A shortage of bricklayers and scaffolders is holding back Britain’s construction. Here Pippa Jacob, who had a go at bricklaying at the Suffolk Skills Show last week, takes a closer look at the problem.
If my attempt at bricklaying proved anything to me it was that things are never as easy as they look. This is a highly-skilled trade, requiring dexterity, speed and precision. And this, I realised, is why the need to recruit in this area is not just about availability. It is about talent too.
What’s the situation?
Ask anyone trying to get on the housing ladder and they’ll tell you Britain is in a housing crisis – for many, home ownership has become an unaffordable dream. But as well as problems of price, there is a major issue with supply and demand. The truth is not enough houses are currently being built.
This is the result of an extreme skills shortage. The building industry has been aware of the problem since the end of the financial crisis – which caused 300,000 people to leave the industry. Kick-started back to growth by the Government’s Help to Buy programme, the sector found it no longer had enough people to do the work – and it’s been struggling ever since.
Despite a recruitment drive, bricklayers in particular, remain in high demand.
Beware of the robots
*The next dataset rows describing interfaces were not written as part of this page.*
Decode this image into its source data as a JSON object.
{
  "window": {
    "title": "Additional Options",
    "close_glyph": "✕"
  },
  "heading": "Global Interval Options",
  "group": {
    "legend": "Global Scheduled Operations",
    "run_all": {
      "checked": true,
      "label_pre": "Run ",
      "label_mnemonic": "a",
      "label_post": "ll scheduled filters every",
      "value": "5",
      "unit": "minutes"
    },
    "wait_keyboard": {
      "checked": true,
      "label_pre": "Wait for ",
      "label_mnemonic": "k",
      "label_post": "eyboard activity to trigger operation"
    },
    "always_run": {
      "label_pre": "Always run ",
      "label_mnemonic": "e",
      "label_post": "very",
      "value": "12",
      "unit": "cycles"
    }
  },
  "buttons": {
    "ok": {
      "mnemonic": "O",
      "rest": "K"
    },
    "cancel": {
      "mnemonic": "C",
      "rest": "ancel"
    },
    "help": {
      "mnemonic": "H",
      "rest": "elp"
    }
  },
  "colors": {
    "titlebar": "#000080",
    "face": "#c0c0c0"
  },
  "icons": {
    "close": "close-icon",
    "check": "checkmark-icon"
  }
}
In America they are trying to solve this problem with robotics. SAM100 builds walls six times faster than a human bricklayer and can lay 3,000 bricks per day using its combination of a conveyor belt, robotic arm, and concrete pump. By comparison, a human builder will average around 500 bricks per day.
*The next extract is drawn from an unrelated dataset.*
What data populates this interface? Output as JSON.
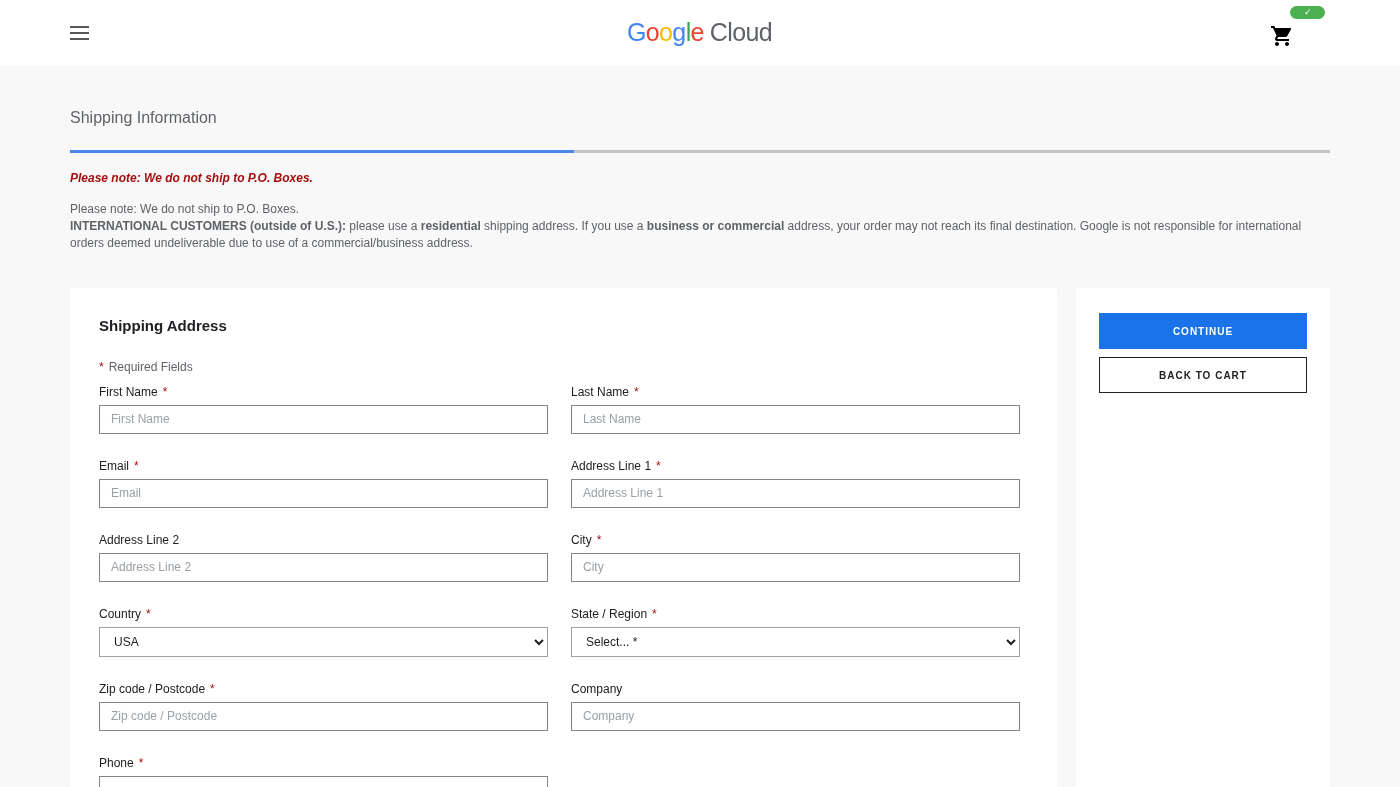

My thoughts are that its great the construction industry is adopting new technology as long as it isn’t at the risk of losing skilled craftsmen. And SAM’s inventors Construction Robotics claim it is not trying to put human laborers out of business.
“We don’t see construction sites being fully automated for decades, if not centuries,” a spokesman said. “This is about collaboration between human workers and machines. What SAM does is to pick up the bricks, put mortar on them, and puts it on the wall. It still requires a mason to work alongside it. SAM’s just there to do the heavy lifting.”
Filling the gap
If you don’t have a spare $500,000 to spend, it’s back to the drawing board with recruitment to fill our skills gap here in the UK.
Building a wall in your back garden might seem easy, but doing it to a standard required in the industry and at speed takes time to learn. Trust me, my very brief attempt at the Suffolk Skills Show proved this.
But while we are short of skilled workers, wages are being pushed up, impacting the profitability of companies, and most importantly, limiting the number of homes that can be built. And things could get even worse should post-Brexit immigration controls limit the number of workers from overseas — a key recruiting ground for the construction sector — coming to the UK.
There is no simple solution to this problem. But we need to continue to bring new blood into the sector and champion the extensive and exciting range of career choices in construction and building design.